● Aim of the task
Each record must be returned exactly, apart from the pictures, which stay out.
━━━━━ Input data ━━━━━
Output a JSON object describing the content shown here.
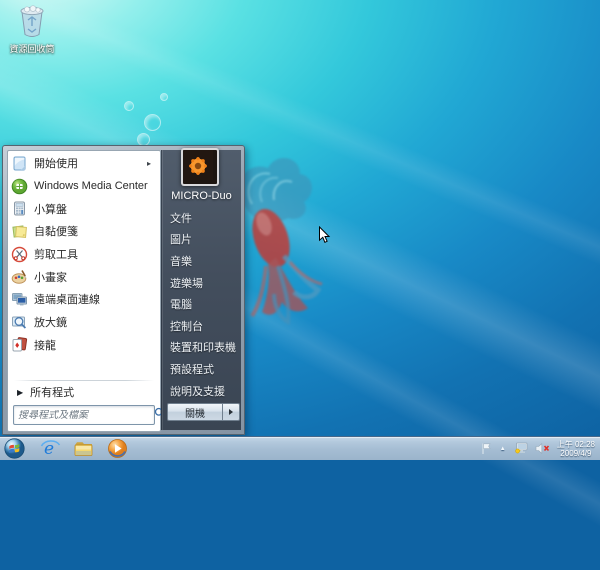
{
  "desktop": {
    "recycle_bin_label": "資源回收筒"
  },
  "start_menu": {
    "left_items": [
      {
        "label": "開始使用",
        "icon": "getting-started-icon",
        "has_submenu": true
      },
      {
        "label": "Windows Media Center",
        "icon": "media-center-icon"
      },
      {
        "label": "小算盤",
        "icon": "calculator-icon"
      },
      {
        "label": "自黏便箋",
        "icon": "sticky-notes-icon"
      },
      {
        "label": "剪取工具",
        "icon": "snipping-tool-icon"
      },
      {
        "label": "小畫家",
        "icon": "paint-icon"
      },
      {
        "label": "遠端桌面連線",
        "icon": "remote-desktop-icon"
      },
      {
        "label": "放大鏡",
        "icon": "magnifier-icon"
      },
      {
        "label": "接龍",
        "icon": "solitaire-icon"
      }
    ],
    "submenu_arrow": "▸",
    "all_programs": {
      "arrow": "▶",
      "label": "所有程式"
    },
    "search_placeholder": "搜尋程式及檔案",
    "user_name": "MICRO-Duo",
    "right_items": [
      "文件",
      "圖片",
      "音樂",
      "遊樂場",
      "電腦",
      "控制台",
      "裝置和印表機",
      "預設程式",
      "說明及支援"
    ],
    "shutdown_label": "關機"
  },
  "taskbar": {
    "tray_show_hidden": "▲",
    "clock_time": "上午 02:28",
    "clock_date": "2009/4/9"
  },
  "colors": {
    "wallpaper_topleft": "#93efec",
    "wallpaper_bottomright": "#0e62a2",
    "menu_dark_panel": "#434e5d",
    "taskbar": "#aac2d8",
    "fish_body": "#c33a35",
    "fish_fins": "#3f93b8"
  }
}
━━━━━
● Answer section
Output a JSON object describing the content shown here.
{
  "desktop": {
    "recycle_bin_label": "資源回收筒"
  },
  "start_menu": {
    "left_items": [
      {
        "label": "開始使用",
        "icon": "getting-started-icon",
        "has_submenu": true
      },
      {
        "label": "Windows Media Center",
        "icon": "media-center-icon"
      },
      {
        "label": "小算盤",
        "icon": "calculator-icon"
      },
      {
        "label": "自黏便箋",
        "icon": "sticky-notes-icon"
      },
      {
        "label": "剪取工具",
        "icon": "snipping-tool-icon"
      },
      {
        "label": "小畫家",
        "icon": "paint-icon"
      },
      {
        "label": "遠端桌面連線",
        "icon": "remote-desktop-icon"
      },
      {
        "label": "放大鏡",
        "icon": "magnifier-icon"
      },
      {
        "label": "接龍",
        "icon": "solitaire-icon"
      }
    ],
    "submenu_arrow": "▸",
    "all_programs": {
      "arrow": "▶",
      "label": "所有程式"
    },
    "search_placeholder": "搜尋程式及檔案",
    "user_name": "MICRO-Duo",
    "right_items": [
      "文件",
      "圖片",
      "音樂",
      "遊樂場",
      "電腦",
      "控制台",
      "裝置和印表機",
      "預設程式",
      "說明及支援"
    ],
    "shutdown_label": "關機"
  },
  "taskbar": {
    "tray_show_hidden": "▲",
    "clock_time": "上午 02:28",
    "clock_date": "2009/4/9"
  },
  "colors": {
    "wallpaper_topleft": "#93efec",
    "wallpaper_bottomright": "#0e62a2",
    "menu_dark_panel": "#434e5d",
    "taskbar": "#aac2d8",
    "fish_body": "#c33a35",
    "fish_fins": "#3f93b8"
  }
}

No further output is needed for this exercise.